PLAINVILLE - The Plainville Historic Center was packed recently as author Marty Podskoch shared his research on the Civilian Conservation Corps, which was established by President Roosevelt in 1933 to put men to work conserving and developing the country’s natural resources.
Podskoch, a former teacher who has been doing presentations on the CCC since 2001, is the author of nine books, including “Connecticut Civilian Conservation Corps Camps: History, Memories and Legacy.”
The CCC was intended to relieve unemployment during The Great Depression as part of Roosevelt’s New Deal and the men who participated were organized like military units. Each state and territory at the time had their own units and there were 15 camps throughout Connecticut.
The Plainville Historic Center had to bring out additional seating for the program which saw about three dozen guests.
“I’m so happy that we have so many people here,” said Gertrude LaCombe of the Historic Center.
Among the audience was Donna Mazer, whose father worked with the Corps. in Stafford Springs. She brought a scrapbook of photos of her father in the CCC and a large photo of the unit.
“My dad was 19 when he was in the CCC,” said Mazer. “He was with them for two years, from 1936 to 1938 and he told me that he would go up into trees and destroy gypsy moth eggs to combat the infestation.”
Podskoch said Roosevelt first proposed the CCC on March 27 1933. Four days later, the proposal was approved by the House and the Senate and by July 1, 250,000 young men ages 18 to 25 had been mobilized and provided with food and clothing, mostly unused World War I uniforms. They had their own command structure and their own newspaper and worked for $1 a day, repairing dams, working in forests and parks and doing other tasks throughout the country. CCC officers earned a slightly higher wage and automatically became sergeants in World War II because they had demonstrated an ability to take and give orders.
“Each unit had 200 guys and five barracks, each of which had 40 guys,” said Podskoch. “Connecticut had integrated camps but there were also all white and all black CCC camps as well as youth camps and camps just for World War I veterans, many of whom had marched on Washington in 1932 to get the bonuses for their service that they were supposed to get in 1945. They wanted to get it right then because there were no jobs.”

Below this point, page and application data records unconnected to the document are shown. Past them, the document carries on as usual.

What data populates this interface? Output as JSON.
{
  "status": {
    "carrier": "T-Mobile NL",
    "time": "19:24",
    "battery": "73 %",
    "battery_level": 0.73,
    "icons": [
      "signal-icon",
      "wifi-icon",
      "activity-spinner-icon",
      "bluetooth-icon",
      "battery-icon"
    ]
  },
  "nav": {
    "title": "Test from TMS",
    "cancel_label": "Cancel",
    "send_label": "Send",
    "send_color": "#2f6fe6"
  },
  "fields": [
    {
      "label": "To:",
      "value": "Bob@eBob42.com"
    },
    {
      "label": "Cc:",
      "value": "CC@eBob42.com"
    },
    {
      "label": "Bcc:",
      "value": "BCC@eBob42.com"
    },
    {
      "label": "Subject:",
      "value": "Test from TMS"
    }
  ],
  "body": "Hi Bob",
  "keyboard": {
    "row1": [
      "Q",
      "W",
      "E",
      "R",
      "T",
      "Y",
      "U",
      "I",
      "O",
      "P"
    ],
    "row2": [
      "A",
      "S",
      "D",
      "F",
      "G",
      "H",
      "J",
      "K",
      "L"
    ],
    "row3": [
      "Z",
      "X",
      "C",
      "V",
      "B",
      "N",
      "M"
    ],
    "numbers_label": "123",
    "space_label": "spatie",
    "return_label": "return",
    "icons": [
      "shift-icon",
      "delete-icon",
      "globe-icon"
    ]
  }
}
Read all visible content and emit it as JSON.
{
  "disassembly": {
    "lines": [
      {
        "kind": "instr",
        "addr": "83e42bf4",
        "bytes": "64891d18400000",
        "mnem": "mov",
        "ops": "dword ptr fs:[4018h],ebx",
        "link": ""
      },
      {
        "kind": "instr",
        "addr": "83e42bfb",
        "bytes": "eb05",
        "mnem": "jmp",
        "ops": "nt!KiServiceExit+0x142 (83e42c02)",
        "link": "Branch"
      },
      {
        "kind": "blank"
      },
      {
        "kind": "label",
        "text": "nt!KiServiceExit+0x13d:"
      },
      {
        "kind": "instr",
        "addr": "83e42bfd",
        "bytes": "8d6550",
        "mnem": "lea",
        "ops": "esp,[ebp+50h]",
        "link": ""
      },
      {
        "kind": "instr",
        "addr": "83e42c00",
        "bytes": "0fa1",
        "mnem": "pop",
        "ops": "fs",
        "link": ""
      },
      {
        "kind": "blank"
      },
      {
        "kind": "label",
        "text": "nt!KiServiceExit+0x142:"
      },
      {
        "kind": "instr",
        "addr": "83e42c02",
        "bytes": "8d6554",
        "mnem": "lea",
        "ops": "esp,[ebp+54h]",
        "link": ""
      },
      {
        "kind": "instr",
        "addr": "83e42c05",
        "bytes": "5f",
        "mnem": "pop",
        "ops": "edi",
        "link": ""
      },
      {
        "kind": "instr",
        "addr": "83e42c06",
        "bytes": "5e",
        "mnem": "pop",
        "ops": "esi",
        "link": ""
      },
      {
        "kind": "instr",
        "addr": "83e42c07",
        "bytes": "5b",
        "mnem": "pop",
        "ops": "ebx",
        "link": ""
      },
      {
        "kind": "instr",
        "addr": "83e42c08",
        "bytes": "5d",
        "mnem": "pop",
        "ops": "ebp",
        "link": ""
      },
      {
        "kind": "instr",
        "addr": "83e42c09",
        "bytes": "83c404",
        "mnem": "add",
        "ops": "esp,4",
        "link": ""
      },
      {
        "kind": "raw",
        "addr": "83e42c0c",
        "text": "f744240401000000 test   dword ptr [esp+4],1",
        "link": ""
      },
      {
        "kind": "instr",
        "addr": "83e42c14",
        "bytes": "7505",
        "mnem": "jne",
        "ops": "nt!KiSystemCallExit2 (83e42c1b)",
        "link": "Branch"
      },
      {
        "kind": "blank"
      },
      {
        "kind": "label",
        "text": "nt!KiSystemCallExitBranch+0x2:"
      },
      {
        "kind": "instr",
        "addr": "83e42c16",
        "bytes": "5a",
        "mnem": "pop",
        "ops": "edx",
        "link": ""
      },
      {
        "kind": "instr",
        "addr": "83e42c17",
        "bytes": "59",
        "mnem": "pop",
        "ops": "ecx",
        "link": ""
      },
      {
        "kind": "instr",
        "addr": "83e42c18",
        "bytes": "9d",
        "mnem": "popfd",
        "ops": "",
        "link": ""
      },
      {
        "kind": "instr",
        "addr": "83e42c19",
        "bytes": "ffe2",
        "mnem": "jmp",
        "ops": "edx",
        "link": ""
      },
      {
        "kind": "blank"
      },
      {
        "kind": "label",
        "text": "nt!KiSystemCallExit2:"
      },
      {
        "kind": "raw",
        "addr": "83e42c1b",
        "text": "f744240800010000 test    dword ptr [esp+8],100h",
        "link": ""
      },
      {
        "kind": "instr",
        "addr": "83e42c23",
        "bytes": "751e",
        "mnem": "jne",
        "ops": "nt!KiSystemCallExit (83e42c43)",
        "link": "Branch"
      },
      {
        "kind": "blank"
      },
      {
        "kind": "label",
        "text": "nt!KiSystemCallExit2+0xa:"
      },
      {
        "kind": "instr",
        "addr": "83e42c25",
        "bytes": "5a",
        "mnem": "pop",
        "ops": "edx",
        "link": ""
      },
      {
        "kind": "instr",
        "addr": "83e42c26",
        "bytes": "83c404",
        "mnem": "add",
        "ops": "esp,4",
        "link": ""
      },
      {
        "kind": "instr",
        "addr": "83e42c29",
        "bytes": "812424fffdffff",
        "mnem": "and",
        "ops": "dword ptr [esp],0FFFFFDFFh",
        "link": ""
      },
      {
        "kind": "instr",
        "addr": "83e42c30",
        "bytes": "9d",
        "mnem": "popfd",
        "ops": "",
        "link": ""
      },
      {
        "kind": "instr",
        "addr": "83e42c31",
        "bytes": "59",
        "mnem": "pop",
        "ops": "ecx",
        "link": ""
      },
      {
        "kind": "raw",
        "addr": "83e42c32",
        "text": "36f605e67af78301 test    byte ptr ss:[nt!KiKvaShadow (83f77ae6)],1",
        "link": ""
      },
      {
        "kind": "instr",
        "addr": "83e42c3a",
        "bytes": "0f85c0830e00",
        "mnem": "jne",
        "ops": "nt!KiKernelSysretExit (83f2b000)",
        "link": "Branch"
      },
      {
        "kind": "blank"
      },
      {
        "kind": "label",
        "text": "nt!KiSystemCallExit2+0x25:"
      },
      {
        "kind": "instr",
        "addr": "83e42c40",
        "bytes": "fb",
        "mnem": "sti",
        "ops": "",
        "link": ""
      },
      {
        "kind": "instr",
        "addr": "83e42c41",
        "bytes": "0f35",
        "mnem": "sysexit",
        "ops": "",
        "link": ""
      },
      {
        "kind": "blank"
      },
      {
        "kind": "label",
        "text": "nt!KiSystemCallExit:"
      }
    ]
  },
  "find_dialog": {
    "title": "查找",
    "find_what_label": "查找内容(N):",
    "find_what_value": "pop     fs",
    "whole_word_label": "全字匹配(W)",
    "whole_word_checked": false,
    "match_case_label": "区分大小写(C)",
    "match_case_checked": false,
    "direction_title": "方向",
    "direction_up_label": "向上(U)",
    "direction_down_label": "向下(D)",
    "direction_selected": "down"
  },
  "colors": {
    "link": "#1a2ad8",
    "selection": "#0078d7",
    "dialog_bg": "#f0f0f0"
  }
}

Like in the army, they woke up at 6 a.m. every day with reveille, made their bunks by 6:30, had their barracks inspected at 7, and then went out for a flag salute and roll call. They then worked for eight hours, with a lunch from noon to 1 p.m. and supper at 5 p.m.
Podskoch’s program featured numerous photos of the CCC. He also told the story of a 103-year-old, African American, former member of the CCC, Audrey Lee, whom he interviewed. Lee died Aug. 22 2017. He was a poor boy from Wilson, Conn., and started off doing odd jobs around the camp. But he was later given the opportunity to work directly under his captain when he told him that he could type 90 words a minute. His captain was very impressed with both the quality of his work and his work ethic and when he left the CCC, he received a letter of recommendation. When they met, Lee handed Podskoch that original letter which he had saved for all those years. Lee had later gone on to work delivering mail and eventually became the head of his department. He also worked for a Hartford insurance company.
“He told me that the six months that he worked with the CCC had a big effect on his life,” said Podskoch. “‘We learned to get along with each other,’ is what he told me.”
Brian M. Johnson can be reached at 860-973-1806 or firstname.lastname@example.org.